How much did he matter? One of the striking things about “Michael Jackson: On the Wall,” a show opening at London’s National Portrait Gallery in June, is the range of work that he inspired among artists who otherwise have little in common. Isa Genzken, for example, is represented in the show by a collage made from photographs of Jackson arrayed above a reproduction of a 15th-century triptych altarpiece by Stephan Lochner. Other pieces include a ceremonious equestrian portrait by Kehinde Wiley painted in the manner of Rubens; a Catherine Opie photograph of Liz Taylor’s closet that shows what appears to be one of Jackson’s elaborate costumes; and, of course, the inevitable Warhol portrait.
It’s all first-rate stuff, but it’s just a sample of the show, which boasts works by more than 40 artists, from heroes like David Hammons and Faith Ringgold to lesser-knowns like Klara Liden and Lorraine O’Grady. I can’t think of another entertainer who would attract so formidable a lineup (and the catalog includes essays by Zadie Smith and Margo Jefferson).
For a world-class museum to mount such an exhibition might seem, at first glance, merely clever: another strenuous high-low mash-up. But the National Portrait Gallery is, after all, a gallery of portraits, the most venerable form of celebrity image-making we have, and the work in the show is complex, elegiac, and sometimes simply strange. As strange and brilliant as Jackson himself?
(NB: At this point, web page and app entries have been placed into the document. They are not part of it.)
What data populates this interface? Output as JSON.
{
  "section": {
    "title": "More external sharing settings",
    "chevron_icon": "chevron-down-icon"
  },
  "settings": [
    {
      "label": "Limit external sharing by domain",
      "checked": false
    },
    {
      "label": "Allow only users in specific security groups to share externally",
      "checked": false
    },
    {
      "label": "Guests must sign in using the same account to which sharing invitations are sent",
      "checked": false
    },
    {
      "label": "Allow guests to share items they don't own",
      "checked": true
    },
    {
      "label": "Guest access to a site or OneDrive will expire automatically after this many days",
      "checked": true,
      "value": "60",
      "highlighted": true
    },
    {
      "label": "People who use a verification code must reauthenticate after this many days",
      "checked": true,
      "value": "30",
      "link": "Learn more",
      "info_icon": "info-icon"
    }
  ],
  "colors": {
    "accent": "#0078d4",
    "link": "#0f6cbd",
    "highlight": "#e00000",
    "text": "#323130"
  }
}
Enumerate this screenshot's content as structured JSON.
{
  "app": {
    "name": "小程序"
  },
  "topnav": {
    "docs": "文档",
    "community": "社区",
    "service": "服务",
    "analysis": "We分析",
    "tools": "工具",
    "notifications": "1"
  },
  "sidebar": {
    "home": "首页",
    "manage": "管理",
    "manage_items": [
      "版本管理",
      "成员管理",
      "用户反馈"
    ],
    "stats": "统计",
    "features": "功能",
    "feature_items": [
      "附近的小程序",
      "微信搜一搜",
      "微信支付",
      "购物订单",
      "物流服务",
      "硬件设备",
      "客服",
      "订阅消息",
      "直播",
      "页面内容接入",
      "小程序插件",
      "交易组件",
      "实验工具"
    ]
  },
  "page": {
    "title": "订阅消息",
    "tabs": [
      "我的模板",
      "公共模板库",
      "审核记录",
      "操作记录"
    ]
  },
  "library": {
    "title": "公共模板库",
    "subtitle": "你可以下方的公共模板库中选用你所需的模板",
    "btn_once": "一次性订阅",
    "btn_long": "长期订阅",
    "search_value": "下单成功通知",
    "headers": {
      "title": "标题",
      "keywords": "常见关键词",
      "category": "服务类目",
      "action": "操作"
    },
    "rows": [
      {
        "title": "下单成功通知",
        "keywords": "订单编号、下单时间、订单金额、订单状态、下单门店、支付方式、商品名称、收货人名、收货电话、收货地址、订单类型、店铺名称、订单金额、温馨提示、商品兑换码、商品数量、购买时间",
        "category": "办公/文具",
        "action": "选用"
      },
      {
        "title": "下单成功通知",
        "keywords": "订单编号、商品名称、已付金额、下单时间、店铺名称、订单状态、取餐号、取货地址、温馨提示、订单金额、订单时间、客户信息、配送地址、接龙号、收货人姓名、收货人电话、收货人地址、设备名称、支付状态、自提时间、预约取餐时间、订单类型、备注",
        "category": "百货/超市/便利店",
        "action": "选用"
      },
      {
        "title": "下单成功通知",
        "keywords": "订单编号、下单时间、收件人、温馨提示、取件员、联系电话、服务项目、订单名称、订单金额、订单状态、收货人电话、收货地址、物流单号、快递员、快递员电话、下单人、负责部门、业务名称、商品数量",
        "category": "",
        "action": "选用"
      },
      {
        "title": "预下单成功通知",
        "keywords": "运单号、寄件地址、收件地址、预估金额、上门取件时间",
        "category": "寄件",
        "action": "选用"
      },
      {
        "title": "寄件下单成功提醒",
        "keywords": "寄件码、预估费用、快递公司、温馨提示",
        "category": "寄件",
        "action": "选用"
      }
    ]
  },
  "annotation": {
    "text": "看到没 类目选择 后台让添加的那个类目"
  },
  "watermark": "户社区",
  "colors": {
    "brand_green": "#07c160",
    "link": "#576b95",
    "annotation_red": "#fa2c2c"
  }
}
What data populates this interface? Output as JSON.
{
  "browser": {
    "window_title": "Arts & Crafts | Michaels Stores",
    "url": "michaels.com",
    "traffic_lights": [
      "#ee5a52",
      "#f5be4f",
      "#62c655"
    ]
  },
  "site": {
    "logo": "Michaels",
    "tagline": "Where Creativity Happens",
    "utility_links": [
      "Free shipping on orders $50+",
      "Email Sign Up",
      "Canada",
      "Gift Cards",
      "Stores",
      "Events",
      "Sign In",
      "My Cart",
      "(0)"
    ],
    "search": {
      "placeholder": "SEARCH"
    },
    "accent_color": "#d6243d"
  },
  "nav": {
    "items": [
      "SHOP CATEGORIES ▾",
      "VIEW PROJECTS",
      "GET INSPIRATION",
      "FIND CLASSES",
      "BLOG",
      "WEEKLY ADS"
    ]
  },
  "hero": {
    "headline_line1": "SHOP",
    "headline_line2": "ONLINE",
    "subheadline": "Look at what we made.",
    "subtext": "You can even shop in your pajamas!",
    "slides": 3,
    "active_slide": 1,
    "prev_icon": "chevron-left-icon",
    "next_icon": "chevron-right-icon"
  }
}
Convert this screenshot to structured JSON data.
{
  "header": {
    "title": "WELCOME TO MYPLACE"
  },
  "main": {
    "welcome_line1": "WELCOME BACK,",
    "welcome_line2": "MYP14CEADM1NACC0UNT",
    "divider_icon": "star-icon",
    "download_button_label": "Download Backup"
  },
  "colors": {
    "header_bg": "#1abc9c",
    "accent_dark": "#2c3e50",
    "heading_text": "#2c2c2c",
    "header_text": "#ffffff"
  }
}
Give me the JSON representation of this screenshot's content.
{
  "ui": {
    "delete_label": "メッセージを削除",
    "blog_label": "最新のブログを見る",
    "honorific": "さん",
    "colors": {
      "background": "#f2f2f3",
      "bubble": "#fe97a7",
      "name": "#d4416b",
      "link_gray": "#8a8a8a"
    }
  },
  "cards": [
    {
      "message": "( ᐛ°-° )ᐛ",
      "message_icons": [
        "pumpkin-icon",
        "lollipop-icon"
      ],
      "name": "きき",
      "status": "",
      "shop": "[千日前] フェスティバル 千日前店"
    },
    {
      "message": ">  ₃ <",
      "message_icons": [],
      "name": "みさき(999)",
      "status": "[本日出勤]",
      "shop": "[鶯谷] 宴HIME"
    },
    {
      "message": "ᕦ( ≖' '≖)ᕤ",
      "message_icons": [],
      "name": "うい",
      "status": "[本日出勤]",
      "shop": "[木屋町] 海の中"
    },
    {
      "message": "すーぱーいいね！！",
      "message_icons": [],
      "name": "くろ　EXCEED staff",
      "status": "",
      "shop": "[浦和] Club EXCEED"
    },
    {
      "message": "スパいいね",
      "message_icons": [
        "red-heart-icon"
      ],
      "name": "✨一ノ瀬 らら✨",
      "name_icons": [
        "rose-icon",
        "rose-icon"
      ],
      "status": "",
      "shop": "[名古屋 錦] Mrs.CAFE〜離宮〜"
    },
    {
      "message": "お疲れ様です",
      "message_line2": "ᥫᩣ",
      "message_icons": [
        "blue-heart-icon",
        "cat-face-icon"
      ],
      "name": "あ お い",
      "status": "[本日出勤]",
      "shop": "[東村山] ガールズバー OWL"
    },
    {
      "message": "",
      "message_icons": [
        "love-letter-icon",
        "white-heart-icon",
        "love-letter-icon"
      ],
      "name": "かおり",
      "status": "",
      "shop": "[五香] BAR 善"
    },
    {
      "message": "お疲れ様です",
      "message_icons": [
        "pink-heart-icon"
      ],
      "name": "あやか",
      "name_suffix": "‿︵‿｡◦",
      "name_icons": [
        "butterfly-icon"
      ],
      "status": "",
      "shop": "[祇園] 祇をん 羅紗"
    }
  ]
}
Yes, and some times as pure, as American, and just about as crazy. June 28–October 21; npg.org.uk.